## WHAT YOU HAVE TO DO
Search the data for the string "name", and report each line where it is found.

▼

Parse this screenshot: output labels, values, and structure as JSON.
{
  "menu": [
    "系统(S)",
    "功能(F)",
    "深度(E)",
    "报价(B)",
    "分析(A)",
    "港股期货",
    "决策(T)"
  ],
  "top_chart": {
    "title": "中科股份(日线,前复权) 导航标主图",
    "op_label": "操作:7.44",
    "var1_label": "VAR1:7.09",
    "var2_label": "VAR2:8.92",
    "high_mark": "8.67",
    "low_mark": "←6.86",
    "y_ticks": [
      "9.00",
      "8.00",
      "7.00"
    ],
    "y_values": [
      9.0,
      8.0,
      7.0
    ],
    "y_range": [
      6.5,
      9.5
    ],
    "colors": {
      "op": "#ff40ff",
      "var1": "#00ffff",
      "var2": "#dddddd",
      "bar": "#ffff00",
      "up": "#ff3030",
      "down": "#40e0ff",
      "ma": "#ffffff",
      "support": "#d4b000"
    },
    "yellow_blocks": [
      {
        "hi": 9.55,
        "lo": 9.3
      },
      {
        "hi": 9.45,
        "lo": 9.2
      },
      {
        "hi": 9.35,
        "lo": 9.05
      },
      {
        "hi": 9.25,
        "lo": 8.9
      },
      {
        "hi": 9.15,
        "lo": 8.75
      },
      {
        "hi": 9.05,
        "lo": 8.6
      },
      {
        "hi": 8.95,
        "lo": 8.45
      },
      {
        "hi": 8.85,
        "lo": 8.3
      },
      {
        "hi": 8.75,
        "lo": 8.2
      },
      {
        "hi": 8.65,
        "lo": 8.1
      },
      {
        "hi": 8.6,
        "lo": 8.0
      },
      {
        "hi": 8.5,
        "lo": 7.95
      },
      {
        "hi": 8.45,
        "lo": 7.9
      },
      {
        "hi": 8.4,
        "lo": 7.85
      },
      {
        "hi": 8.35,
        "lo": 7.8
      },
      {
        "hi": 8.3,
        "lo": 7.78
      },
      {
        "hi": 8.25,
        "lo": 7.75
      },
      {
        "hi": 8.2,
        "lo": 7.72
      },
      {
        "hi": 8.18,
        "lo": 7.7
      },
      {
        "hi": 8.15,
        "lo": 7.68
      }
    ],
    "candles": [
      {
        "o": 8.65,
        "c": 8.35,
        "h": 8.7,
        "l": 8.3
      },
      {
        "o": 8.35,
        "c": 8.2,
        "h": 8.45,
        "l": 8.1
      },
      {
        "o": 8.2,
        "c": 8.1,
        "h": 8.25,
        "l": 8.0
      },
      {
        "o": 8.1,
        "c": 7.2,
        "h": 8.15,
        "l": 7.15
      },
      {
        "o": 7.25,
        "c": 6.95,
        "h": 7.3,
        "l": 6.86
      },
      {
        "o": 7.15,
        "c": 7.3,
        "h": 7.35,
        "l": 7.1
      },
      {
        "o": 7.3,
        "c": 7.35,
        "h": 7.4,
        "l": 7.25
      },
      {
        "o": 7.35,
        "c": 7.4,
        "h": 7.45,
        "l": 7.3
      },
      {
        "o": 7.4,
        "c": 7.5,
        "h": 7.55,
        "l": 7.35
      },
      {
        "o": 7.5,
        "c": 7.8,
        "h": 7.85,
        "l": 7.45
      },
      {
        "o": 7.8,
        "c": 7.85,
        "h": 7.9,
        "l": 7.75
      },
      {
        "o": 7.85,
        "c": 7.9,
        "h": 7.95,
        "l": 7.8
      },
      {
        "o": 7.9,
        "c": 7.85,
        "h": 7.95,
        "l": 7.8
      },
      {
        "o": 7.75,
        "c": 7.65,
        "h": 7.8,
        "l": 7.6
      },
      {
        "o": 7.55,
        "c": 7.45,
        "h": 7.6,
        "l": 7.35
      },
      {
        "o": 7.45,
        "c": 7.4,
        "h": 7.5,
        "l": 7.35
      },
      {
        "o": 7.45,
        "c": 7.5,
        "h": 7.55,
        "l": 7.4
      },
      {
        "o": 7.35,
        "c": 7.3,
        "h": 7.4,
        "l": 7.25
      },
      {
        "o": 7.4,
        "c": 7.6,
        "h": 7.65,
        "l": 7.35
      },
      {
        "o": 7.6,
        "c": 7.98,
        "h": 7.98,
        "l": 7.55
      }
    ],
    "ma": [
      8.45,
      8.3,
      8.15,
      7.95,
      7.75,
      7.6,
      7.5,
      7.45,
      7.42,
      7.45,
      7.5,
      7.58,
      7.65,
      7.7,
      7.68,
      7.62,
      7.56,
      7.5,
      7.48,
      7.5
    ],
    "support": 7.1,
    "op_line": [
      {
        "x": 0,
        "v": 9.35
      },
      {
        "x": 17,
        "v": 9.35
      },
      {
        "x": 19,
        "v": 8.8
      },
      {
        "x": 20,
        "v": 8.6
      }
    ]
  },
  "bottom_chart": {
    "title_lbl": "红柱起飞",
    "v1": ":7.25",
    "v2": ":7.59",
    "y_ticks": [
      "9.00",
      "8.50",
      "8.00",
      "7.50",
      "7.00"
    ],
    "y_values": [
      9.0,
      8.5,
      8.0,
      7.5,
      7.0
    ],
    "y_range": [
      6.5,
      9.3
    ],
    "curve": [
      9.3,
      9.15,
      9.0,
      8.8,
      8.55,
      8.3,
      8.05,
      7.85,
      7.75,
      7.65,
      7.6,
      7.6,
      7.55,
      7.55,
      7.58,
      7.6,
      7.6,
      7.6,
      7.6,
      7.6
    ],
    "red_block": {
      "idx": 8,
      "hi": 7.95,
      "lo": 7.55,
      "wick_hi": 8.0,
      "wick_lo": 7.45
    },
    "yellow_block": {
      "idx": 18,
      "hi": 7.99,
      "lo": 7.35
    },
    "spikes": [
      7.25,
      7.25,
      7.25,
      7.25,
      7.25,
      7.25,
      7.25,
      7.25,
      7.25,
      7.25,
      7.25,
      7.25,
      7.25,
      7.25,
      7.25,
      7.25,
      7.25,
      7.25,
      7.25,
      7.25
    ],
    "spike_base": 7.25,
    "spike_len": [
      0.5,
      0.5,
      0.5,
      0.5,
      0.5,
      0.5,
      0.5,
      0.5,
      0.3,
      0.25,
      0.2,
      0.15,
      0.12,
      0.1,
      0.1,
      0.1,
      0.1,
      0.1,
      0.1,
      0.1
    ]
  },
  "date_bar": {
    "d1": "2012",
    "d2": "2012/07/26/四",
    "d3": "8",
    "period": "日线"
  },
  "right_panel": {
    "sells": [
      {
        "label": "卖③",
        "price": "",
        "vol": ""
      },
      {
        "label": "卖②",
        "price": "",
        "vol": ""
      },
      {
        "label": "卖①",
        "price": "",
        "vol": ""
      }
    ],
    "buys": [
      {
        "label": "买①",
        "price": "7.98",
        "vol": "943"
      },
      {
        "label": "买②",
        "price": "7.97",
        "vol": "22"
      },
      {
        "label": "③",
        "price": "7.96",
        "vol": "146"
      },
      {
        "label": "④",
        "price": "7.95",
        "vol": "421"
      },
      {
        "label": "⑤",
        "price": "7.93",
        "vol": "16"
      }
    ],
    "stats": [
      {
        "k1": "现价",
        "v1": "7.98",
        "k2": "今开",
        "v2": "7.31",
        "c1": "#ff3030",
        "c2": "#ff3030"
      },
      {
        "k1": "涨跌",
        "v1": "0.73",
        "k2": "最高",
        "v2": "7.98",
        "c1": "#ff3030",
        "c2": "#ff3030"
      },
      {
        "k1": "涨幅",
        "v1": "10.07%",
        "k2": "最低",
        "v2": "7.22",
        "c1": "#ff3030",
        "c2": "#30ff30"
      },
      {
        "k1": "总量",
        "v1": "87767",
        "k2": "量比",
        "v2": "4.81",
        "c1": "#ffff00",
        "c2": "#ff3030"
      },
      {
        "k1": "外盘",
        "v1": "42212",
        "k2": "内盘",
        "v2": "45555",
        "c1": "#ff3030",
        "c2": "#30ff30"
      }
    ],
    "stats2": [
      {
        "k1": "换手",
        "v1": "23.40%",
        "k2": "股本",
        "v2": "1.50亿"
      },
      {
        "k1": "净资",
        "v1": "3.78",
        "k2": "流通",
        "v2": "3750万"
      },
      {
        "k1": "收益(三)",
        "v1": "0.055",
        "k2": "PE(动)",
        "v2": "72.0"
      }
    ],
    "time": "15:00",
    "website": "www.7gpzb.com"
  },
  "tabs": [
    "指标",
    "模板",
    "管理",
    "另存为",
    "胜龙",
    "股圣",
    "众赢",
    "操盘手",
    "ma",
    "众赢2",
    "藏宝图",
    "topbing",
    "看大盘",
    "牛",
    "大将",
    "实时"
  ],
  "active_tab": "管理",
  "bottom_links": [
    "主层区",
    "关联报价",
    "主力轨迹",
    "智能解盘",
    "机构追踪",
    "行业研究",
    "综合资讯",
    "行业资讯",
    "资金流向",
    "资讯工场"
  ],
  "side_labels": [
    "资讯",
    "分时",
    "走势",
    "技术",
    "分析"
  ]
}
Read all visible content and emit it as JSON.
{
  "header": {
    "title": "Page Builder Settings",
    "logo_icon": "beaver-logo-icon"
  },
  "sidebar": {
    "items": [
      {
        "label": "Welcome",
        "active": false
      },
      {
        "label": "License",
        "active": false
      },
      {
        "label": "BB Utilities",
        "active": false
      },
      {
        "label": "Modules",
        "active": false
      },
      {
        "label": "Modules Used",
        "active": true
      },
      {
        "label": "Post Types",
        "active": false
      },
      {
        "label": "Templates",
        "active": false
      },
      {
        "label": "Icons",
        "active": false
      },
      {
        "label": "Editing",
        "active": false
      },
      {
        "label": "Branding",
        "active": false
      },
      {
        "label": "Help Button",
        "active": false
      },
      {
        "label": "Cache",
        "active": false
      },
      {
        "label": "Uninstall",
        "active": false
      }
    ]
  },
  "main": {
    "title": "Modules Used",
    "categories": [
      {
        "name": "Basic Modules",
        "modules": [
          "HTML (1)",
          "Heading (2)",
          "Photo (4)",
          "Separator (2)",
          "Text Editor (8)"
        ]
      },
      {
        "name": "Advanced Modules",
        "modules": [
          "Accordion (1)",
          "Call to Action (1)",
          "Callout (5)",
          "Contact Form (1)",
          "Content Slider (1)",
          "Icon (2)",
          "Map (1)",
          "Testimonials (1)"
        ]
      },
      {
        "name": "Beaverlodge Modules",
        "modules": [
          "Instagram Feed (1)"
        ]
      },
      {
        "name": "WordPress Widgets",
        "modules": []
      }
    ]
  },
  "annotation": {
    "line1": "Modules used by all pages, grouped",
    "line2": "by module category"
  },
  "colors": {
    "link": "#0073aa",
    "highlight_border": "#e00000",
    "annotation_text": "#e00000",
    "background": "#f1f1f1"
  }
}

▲

## RESULT FOR THIS TASK
        "name": "Basic Modules",
        "name": "Advanced Modules",
        "name": "Beaverlodge Modules",
        "name": "WordPress Widgets",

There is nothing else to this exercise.